As forest scientists widen their field of view and look at problems in a across-sectoral way, and with a sense of history, they start to ask, and aswer, more of the pressing questions. If they adopt an analytical, rather than a descriptive approach, they will make many new discoveries. The new policy environment in which forest science now has to operate reflects a growing concern about environmental change, locally and globally, and the need to control this through more sustainable development. The heart of the problem is to achieve a balance between the needs of all people; to recognise that changes in forest health have multiple impacts on both local and global environments. Forests are a key part of the interface between humanity and the environment.
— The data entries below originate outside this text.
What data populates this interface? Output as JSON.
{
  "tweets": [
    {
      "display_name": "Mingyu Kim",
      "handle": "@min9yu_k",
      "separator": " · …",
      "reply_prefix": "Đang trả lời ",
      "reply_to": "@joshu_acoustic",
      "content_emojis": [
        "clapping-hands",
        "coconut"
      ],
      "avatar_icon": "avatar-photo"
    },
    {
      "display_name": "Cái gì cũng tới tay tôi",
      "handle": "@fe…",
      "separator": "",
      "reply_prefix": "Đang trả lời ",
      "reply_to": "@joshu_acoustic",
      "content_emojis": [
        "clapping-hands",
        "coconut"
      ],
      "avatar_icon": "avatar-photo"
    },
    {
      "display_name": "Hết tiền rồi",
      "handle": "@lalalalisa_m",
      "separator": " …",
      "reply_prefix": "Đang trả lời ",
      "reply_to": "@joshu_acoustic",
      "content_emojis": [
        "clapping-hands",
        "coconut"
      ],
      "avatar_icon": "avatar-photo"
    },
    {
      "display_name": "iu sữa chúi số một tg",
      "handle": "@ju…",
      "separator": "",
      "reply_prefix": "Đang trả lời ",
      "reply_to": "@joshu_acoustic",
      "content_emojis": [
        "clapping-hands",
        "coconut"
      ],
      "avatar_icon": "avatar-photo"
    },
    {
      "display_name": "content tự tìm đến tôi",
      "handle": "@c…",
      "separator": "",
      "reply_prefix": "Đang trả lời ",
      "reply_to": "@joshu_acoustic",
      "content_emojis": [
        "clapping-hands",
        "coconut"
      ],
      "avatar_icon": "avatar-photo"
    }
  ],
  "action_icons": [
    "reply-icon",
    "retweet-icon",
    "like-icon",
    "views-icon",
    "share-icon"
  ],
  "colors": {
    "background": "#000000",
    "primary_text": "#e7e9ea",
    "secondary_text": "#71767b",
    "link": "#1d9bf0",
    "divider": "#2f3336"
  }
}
They can no longer be studied as though they are simply “outdoor factories to produce wood-fibre”, divorced from society and as if forest activities are only of local concern. In the real world, forests play a fundamental role in society and can have impacts at all scales. As more forest scientists, and others, appreciate this, the world will realise the true importance of forests and their central role in sustainable development. Collectively, IUFRO, FAO and CIFOR present an (exciting) opportunity to ensure clients’ priorities for forest research are properly identified, and to respond accordingly.
Topic: forests, knowledge
Publication Year: 1997